Philippa Ngaju, an Electrical Engineer attached to the Uganda Industrial Research Institute UIRI, took home the second prize of USD 25 000 89 million Shillings for her innovation; Electronically Controlled Gravity Feed Infusion Set ECGF, a medical device designed to accurately administer intravenous fluids and drugs by controlling the rate of fluid flow based on feedback from a drop sensor.
Ugandan young innovator, Phillippa Ngaju Makobore has scooped the second prize in the 2017 innovation Prize for Africa.
Philippa Ngaju, an Electrical Engineer attached to the Uganda Industrial Research Institute (UIRI), took home the second prize of USD 25 000 (89 million Shillings) for her innovation; Electronically Controlled Gravity Feed Infusion Set (ECGF), a medical device designed to accurately administer intravenous fluids and drugs by controlling the rate of fluid flow based on feedback from a drop sensor.
Over 10 percent of children admitted to East African hospitals need immediate infusion therapy. Findings from the Fluid Expansion As Supportive Therapy-FEAST trial indicate that over-infusion in children increased the absolute risk of death by 3.3 percent at 48 hours while erroneous delivery rates can result into serious adverse effects.
Ngaju's innovation seeks to solve the problem by presenting an easy to operate device with key safety features which include alarms for rate of infusion (rapid or slow), total volume (over or under) and faulty sensors. The devise is powered by a battery utilizing a hybrid (AC mains and solar) charging bed.
Aly El-Shafei of Egypt emerged overall winner taking home a grand prize of USD 100,000 (356 million Shillings).
The awards which took place last night; July 18, in Accra Ghana, pit ten innovators from nine African countries including Democratic Republic of Congo, Egypt, Kenya, Liberia, Morocco, Nigeria, South Africa, Uganda and Zimbabwe, selected from a list of 2,530 innovators across 48 African countries.
These included innovators that have demonstrated proficiency through innovative solutions addressing challenges in agriculture value chain, health care, energy, communications, service industries as well as surveillance using drone technology.
Each one of the seven remaining nominees also went home with USD 5,000 (18 million Shillings) voucher to be used to further develop their innovations.
“AIF has rewarded IPA 2017 for developing solutions that can truly add value to the lives of Africans, and I believe that these innovations have incredible commercial potential and will succeed in attracting the right investments to go to the next stage, ” AIF Founder, Jean-Claude Bastos de Morais, stated.

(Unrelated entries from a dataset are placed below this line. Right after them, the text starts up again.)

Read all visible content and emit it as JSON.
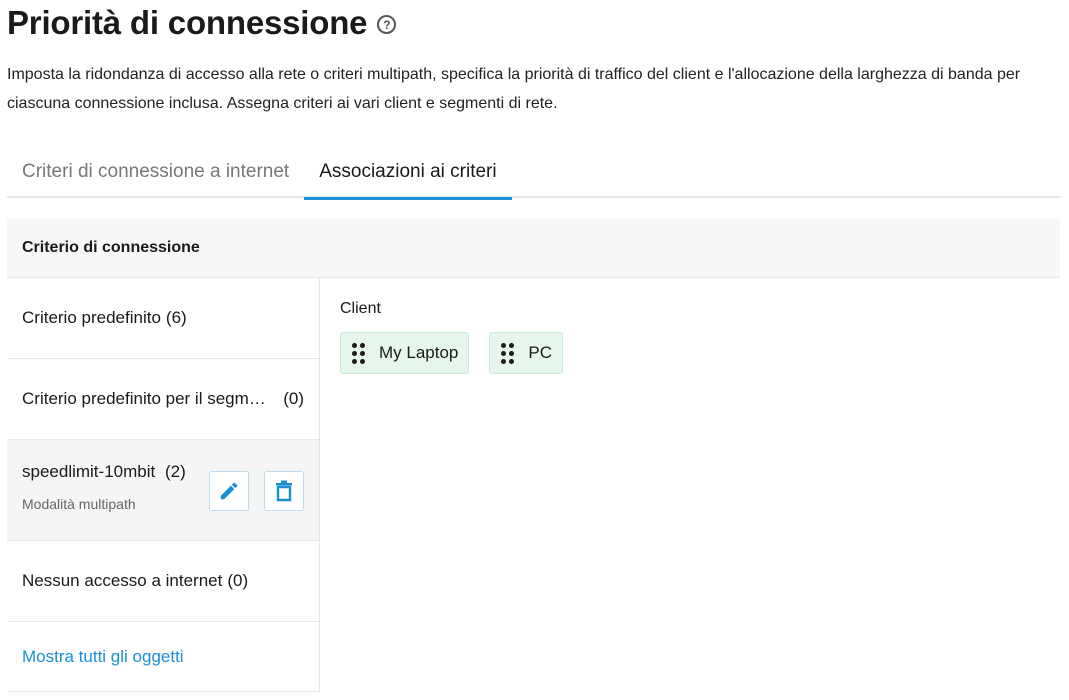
{
  "page": {
    "title": "Priorità di connessione",
    "help_icon": "question-circle-icon",
    "help_glyph": "?",
    "description": "Imposta la ridondanza di accesso alla rete o criteri multipath, specifica la priorità di traffico del client e l'allocazione della larghezza di banda per ciascuna connessione inclusa. Assegna criteri ai vari client e segmenti di rete."
  },
  "tabs": [
    {
      "label": "Criteri di connessione a internet",
      "active": false
    },
    {
      "label": "Associazioni ai criteri",
      "active": true
    }
  ],
  "panel": {
    "header": "Criterio di connessione"
  },
  "policies": [
    {
      "label": "Criterio predefinito",
      "count": "(6)"
    },
    {
      "label": "Criterio predefinito per il segmento di rete",
      "count": "(0)"
    },
    {
      "label": "speedlimit-10mbit",
      "count": "(2)",
      "sub_label": "Modalità multipath",
      "selected": true
    },
    {
      "label": "Nessun accesso a internet",
      "count": "(0)"
    }
  ],
  "show_all_label": "Mostra tutti gli oggetti",
  "clients": {
    "label": "Client",
    "items": [
      "My Laptop",
      "PC"
    ]
  },
  "colors": {
    "accent": "#1a8fd3",
    "chip_bg": "#e6f6ed",
    "chip_border": "#c5ead6"
  }
}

IPA 2017 Chairman of the Jury, Prof Nyasse Barthelemy said that the deliberation was tough as the quality of innovations were high. “Each of the innovations, in their own respective ways, were winners as they represented local solutions to local challenges. It came down to the wire but we believe we have awarded the most compelling innovations this year.”